The BCHL currently has 262 graduates playing NCAA Division I hockey and data published this week shows almost every one of them will graduate with a college degree.
Men’s hockey posted a 91.6 per cent NCAA Graduation Success Rate (GSR), according to numbers revealed Tuesday by the NCAA. Only skiing, gymnastics, water polo and tennis had better single-year GSR performances among men’s sports.
“Men’s hockey student-athletes continue to demonstrate that it’s possible to achieve your athletic and academic dreams at the same time,” said College Hockey Inc. executive director Mike Snee. “The success of our sport in this NCAA data is a testament to these young men, their coaches, and the extraordinary institutions that they represent.”
There are currently 92 players in the BCHL with NCAA Div. I commitments. Last season, 123 Div. I commitments were recorded.
BCHL alums who go on to the NCAA are also finding success after college in professional hockey. After the 2015-16 NCAA season, nine BCHL graduates signed NHL contracts and so far in the 2016-17 season, 32 former BCHL players have suited up in the NHL. Just over 30 per cent of NHL players played NCAA hockey.
“We’re proud of all players that graduate from our league and we’re confident the skills they acquire prepare them for success in hockey and in life,” said BCHL commissioner John Grisdale. “The report from the NCAA is especially satisfying as so many of our graduates move on to college hockey there.”
Graduation data from the NCAA is taken from consecutive four-year periods. In the four-year period measured from 2006 to 2009, there were 10 schools that recorded a perfect 100 per cent GSR: Bowling Green, Canisius, Colgate, Denver, Ferris State, Harvard, New Hampshire, Princeton, Providence and Quinnipiac. There were 17 more schools that had rates of 88 per cent or better.

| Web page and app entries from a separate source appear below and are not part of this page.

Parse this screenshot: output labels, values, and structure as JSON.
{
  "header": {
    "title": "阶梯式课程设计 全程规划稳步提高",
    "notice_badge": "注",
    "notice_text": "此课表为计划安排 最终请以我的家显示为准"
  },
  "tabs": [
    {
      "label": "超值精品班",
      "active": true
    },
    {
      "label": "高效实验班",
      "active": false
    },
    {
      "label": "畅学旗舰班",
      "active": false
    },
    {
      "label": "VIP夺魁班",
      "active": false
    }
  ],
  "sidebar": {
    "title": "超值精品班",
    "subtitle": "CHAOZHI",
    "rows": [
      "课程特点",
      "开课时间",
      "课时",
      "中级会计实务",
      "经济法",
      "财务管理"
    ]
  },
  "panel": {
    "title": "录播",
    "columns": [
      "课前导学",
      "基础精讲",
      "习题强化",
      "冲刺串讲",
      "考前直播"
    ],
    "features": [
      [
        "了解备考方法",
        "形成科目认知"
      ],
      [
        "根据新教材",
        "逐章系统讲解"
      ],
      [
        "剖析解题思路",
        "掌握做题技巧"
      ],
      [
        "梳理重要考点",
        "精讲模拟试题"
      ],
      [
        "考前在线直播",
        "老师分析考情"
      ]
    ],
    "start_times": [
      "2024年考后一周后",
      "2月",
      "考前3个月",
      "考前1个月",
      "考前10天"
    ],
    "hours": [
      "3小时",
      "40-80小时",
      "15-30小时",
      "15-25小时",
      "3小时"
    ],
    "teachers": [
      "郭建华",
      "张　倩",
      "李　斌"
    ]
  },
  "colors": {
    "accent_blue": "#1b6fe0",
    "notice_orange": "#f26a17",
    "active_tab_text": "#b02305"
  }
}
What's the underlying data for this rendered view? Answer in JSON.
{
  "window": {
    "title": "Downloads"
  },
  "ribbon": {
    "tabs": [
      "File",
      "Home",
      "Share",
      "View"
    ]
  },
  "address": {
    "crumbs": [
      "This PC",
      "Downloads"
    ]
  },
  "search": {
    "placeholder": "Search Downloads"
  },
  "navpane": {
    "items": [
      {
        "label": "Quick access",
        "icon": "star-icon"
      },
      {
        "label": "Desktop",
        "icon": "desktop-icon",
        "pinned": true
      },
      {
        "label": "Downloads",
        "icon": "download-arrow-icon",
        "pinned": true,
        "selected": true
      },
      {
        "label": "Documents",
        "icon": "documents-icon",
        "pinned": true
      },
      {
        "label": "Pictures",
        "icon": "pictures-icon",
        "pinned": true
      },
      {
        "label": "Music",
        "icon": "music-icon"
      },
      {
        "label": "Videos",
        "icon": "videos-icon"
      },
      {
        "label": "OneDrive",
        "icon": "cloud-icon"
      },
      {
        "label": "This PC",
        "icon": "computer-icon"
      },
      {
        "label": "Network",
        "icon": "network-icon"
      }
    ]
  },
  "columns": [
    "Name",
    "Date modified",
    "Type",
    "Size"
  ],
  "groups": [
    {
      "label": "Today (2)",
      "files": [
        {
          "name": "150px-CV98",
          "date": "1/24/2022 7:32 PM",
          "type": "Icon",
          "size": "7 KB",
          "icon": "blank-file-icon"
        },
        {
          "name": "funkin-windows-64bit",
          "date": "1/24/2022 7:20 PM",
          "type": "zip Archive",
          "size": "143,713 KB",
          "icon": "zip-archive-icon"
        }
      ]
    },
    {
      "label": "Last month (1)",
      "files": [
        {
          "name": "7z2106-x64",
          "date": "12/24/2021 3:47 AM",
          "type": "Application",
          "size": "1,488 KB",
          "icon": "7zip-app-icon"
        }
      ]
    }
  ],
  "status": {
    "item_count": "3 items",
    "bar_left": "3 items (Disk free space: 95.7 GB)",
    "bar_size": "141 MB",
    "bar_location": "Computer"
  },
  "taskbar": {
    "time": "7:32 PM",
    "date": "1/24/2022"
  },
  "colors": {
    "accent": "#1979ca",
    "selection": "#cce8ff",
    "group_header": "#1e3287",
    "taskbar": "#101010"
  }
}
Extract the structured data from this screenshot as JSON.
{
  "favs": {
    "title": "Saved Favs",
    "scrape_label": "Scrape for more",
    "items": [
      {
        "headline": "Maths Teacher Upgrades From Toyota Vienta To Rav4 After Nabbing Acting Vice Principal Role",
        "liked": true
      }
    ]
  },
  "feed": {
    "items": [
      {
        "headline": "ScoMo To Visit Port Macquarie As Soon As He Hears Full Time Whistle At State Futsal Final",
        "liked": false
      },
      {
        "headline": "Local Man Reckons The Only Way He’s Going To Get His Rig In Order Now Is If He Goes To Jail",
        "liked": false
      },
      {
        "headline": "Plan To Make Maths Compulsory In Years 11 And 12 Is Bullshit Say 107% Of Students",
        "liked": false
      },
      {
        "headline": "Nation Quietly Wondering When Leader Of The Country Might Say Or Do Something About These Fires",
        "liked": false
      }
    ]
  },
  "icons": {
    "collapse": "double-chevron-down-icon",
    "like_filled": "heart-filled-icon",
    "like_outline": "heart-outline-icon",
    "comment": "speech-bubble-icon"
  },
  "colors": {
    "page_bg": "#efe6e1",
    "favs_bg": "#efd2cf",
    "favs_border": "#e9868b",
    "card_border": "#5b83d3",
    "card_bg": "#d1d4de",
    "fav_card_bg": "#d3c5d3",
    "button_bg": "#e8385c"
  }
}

The data put out this week measures student-athletes who enrolled in 2009. It shows a three-point increase from last year and is significantly higher than the overall NCAA men’s sport average (81 per cent). Men’s hockey’s average GSR from the past three years (90.7 per cent) trails only gymnastics (91.4 per cent) among men’s sports.